Every line below that holds the string "Eingangswert" should be copied.

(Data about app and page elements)
□ □ □ □ □

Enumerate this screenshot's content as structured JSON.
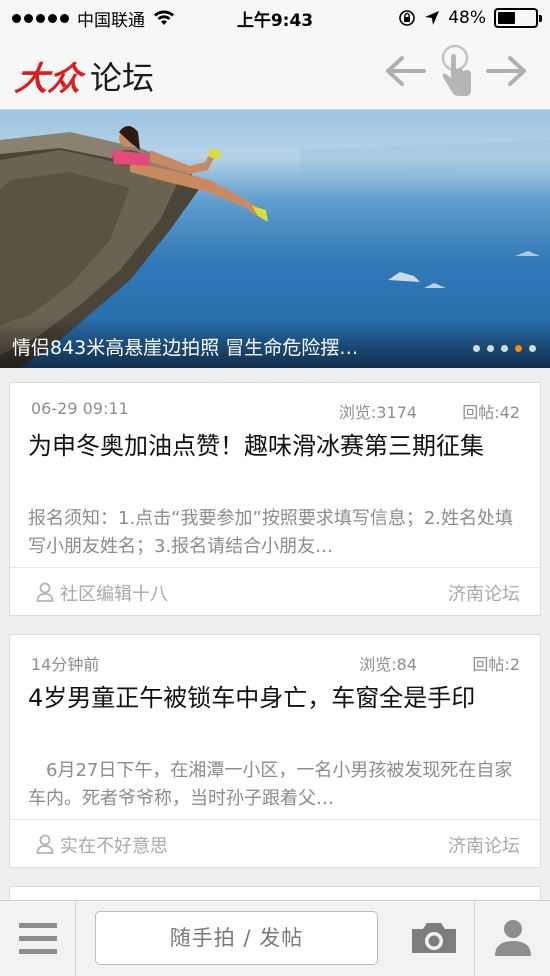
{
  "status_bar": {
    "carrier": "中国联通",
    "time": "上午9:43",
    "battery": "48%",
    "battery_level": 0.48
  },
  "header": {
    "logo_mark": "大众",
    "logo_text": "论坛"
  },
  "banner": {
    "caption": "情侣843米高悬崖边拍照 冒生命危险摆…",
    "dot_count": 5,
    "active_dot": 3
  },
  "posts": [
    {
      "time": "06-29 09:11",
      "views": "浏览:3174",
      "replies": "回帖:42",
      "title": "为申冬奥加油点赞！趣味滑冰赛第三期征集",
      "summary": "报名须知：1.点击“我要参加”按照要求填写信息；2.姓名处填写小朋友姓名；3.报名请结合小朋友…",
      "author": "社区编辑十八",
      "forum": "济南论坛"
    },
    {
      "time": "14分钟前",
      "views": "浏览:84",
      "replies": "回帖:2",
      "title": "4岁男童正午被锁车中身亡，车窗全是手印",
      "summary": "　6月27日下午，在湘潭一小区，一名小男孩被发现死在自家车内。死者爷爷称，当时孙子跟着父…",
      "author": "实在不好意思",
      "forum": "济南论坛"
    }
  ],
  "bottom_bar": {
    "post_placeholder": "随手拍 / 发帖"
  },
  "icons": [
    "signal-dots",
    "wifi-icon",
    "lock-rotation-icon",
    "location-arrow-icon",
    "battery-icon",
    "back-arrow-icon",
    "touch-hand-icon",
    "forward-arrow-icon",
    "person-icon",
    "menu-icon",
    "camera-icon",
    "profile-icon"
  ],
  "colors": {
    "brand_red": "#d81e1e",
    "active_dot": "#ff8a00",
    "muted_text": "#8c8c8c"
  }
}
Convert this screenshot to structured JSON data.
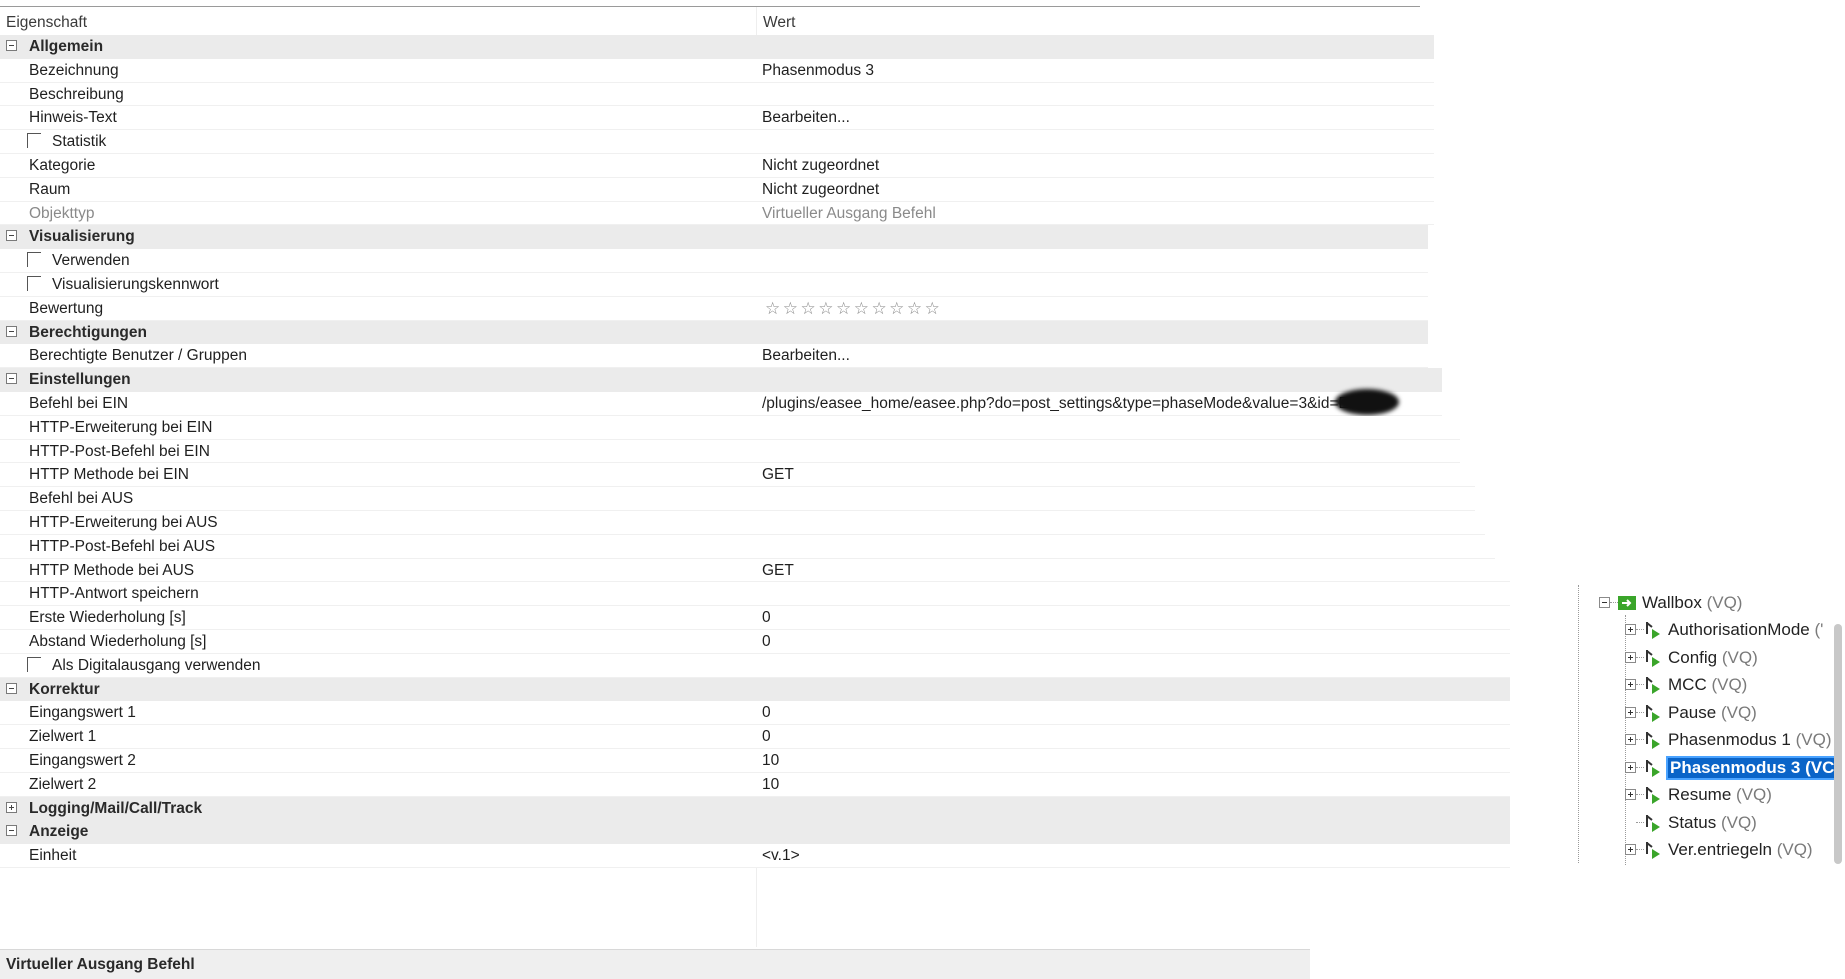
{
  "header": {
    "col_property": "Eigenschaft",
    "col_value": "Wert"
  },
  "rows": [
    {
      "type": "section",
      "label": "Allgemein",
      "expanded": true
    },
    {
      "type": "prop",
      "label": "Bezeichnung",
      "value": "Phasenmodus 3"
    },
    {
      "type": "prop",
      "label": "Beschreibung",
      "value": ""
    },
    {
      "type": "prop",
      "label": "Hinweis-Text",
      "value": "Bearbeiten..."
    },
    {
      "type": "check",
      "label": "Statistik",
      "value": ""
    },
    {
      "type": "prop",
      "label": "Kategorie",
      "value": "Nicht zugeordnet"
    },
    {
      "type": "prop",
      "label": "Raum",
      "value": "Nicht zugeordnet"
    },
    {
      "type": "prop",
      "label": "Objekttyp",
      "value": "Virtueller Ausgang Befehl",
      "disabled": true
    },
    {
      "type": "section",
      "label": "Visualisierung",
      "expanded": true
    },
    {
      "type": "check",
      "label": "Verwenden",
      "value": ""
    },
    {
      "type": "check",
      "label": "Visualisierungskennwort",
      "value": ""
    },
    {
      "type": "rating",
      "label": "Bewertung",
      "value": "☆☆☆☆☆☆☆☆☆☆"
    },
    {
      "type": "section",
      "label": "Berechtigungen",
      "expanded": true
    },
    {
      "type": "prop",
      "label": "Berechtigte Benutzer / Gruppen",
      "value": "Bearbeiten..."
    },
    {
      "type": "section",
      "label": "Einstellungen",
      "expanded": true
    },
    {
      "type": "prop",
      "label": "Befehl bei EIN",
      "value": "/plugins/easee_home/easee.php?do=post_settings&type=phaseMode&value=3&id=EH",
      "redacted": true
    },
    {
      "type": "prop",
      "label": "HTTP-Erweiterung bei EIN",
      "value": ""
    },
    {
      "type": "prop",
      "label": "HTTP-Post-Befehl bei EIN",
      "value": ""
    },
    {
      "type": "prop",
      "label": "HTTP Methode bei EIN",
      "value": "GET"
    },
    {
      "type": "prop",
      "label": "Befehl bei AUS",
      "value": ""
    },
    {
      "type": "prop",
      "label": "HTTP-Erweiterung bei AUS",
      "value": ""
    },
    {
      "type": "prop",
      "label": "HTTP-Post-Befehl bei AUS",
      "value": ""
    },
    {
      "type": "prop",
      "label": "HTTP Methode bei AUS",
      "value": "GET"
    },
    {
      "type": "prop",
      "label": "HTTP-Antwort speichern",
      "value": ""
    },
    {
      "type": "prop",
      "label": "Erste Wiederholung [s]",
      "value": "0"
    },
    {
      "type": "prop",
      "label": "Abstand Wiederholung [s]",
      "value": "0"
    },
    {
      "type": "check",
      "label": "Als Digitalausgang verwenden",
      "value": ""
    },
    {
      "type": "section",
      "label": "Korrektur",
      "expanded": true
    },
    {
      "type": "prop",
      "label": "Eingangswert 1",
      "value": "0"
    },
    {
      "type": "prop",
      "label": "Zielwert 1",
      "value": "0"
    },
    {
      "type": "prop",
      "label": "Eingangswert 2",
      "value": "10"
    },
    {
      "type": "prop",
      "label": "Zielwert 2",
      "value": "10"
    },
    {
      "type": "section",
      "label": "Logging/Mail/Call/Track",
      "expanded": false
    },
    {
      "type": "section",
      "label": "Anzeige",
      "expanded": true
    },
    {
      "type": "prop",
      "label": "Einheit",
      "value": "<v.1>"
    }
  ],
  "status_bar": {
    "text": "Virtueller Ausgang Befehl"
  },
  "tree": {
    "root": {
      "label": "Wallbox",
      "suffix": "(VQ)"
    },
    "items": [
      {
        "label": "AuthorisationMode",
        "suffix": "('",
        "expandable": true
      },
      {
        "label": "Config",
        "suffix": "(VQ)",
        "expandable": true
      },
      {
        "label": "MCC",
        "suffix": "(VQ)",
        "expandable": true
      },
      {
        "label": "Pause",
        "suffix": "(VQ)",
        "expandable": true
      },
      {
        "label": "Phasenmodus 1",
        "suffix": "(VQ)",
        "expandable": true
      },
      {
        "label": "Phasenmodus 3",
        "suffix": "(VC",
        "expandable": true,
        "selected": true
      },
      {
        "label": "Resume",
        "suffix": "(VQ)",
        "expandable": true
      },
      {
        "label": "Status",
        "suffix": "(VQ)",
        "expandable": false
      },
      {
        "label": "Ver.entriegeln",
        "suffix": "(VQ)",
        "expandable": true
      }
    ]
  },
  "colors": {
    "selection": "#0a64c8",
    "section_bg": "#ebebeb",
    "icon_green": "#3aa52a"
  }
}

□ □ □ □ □

**EXERCISE RESULT**
      "label": "Eingangswert 1",
      "label": "Eingangswert 2",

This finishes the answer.